Notably, U.S. officials have stepped up efforts to curb the theft of sensitive technology from research institutions, as evidenced in a string of cases against scientists.
For example, a University of Kansas researcher was indicted for collecting federal grant money while working full time for a Chinese university; a California-based Chinese couple who were both researchers were charged with stealing trade secrets from a U.S. children’s hospital where they had worked, for the benefit of their Chinese and U.S. biotech companies; and a former scientist at the Los Alamos National Laboratory was charged with lying about his engagement with the “Thousand Talents Plan”—a Chinese recruitment project that critics say facilitates the transfer of U.S. technology and know-how to China.
After months of unrest in Hong Kong over communist encroachment into the city’s autonomy, the U.S. Congress in November overwhelmingly passed the Hong Kong Human Rights and Democracy Act, in a show of solidarity to the pro-democracy demonstrators.
The act, now signed into law, makes the city’s trading privileges with the United States contingent on an annual assessment of whether it is “sufficiently autonomous” from the mainland.
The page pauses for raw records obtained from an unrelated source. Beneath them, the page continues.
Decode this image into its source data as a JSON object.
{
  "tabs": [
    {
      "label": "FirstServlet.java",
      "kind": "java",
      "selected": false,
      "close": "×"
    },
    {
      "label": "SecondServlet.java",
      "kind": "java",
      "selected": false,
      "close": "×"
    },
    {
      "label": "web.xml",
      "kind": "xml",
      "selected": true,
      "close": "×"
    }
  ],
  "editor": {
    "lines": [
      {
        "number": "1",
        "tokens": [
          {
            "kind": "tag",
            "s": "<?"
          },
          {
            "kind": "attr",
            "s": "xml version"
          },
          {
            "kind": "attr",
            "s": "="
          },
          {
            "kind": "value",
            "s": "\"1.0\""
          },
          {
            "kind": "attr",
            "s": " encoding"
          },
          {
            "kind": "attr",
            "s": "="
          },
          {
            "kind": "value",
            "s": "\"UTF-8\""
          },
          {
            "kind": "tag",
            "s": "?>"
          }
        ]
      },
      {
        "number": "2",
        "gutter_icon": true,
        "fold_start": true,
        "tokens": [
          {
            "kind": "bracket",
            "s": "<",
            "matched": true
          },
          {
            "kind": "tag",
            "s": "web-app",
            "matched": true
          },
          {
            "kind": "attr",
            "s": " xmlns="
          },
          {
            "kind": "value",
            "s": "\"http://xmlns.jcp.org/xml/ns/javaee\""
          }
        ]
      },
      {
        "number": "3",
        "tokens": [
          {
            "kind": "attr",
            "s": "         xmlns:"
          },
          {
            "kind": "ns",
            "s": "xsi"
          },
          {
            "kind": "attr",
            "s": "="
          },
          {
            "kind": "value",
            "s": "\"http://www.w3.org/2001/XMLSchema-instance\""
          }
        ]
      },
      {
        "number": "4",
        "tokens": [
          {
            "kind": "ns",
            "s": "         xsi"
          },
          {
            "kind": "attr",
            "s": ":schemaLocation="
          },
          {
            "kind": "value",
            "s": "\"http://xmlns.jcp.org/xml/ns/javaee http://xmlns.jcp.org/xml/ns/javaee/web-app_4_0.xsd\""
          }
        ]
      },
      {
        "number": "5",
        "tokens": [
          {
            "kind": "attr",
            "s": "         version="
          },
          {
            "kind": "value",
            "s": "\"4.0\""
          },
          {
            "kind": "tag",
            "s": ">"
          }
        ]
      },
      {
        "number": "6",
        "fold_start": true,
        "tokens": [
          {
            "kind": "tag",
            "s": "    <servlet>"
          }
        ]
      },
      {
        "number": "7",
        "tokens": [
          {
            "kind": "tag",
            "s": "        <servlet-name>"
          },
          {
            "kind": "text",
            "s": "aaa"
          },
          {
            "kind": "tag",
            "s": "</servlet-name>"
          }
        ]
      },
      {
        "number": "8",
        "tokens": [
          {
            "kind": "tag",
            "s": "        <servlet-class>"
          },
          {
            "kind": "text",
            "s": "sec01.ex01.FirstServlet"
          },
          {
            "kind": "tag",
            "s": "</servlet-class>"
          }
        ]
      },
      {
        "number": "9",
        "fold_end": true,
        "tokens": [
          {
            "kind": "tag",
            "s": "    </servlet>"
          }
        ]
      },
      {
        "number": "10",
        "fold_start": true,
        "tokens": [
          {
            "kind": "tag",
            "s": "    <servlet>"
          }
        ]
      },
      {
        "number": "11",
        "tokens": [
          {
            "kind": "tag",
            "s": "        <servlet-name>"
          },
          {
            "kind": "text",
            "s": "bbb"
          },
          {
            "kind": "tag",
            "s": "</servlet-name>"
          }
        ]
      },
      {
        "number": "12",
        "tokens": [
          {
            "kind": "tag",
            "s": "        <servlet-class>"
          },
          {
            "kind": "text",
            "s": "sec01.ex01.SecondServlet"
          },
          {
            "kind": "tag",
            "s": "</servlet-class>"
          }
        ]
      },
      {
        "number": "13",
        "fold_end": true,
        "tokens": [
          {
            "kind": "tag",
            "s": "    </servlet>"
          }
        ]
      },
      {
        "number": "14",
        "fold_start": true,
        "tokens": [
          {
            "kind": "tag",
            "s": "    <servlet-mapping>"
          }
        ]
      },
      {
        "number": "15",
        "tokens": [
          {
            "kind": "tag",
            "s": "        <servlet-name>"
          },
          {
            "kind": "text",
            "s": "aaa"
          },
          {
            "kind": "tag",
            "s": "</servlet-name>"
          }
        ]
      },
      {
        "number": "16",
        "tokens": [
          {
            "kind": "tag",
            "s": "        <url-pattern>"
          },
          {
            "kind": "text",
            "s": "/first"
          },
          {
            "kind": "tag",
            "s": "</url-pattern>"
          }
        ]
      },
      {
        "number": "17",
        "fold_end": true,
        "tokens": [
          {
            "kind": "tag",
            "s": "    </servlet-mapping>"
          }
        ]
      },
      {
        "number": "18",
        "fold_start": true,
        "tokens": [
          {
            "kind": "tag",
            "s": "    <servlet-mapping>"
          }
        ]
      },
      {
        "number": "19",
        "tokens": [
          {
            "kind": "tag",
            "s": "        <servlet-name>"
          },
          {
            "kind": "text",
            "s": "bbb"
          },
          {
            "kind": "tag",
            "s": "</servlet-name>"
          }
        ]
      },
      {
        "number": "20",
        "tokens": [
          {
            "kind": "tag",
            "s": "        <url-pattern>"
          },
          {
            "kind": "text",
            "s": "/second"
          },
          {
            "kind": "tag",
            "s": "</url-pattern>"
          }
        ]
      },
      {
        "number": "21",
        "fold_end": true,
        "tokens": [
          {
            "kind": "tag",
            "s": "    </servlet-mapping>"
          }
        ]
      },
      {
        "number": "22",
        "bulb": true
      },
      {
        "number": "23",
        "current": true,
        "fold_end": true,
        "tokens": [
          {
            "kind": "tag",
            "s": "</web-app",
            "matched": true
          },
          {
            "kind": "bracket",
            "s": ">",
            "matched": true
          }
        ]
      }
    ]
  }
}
It also paves the way for sanctions against Chinese and Hong Kong officials involved in certain human rights violations in the city.
“If America does not speak up for human rights in China because of commercial interests, then we lose all moral authority to speak out for human rights any place in the world,” House Speaker Nancy Pelosi (D-Calif.) said prior to the bill’s passage in the House in October.
The crisis in Hong Kong also spilled over into the commercial sector as a growing number of U.S. companies, including Apple, Blizzard, and the National Basketball Association (NBA), came under heavy criticism for allegedly acting to appease the Chinese regime on the issue.
These cases highlighted the chilling effect the communist regime has on free speech across corporate America.
In October, the administration put 28 Chinese public security bureaus and companies, including video surveillance company Hikvision, on a trade blacklist over their involvement in Beijing’s repression in Xinjiang, where an estimated more than 1 million Uyghurs and other Muslim minorities are detained as part of the regime’s purported efforts to fight “extremism.” It also imposed visa restrictions of regime officials complicit in the campaign.
Earlier this month, the House overwhelmingly passed the Uyghur Act, which would require the administration to toughen its response to human rights abuses in Xinjiang. A similar bill passed the Senate in September, and Congress is working on a final, reconciled version to send to President Donald Trump for his signature.
The U.S. House of Representatives’ Foreign Affairs Committee on Dec. 18 approved legislation calling for stronger U.S. support for religious and human rights in Tibet, known as the Tibet Policy and Support Act of 2019. The bill is expected to go to the full House for a vote.
As part of the administration’s “Indo-Pacific Strategy,” the United States has continued to strengthen defense and economic partnerships with Asian countries, including Taiwan, Japan, and India, to counter the regime’s hegemonic ambitions in the region.
The Trump administration has increased flyovers by U.S. bombers and U.S. Navy patrols in the South China Sea, a hotly disputed waterway where the Chinese regime has built a network of militarized artificial islands and atolls. U.S. officials have repeatedly denounced Beijing’s military buildup and aggressive tactics in the region, which includes deploying coast guard ships and militia fishing boats to intimidate fishing vessels, and block access to waterways.
In November, the United States, Japan, and Australia unveiled the “Blue Dot Network,” a certification scheme that will set international standards for major infrastructure projects. The plan was seen as a move to address criticisms of the Chinese regime’s “One Belt, One Road” (OBOR, also known as Belt and Road) initiative which has been labeled as creating debt traps for recipient countries.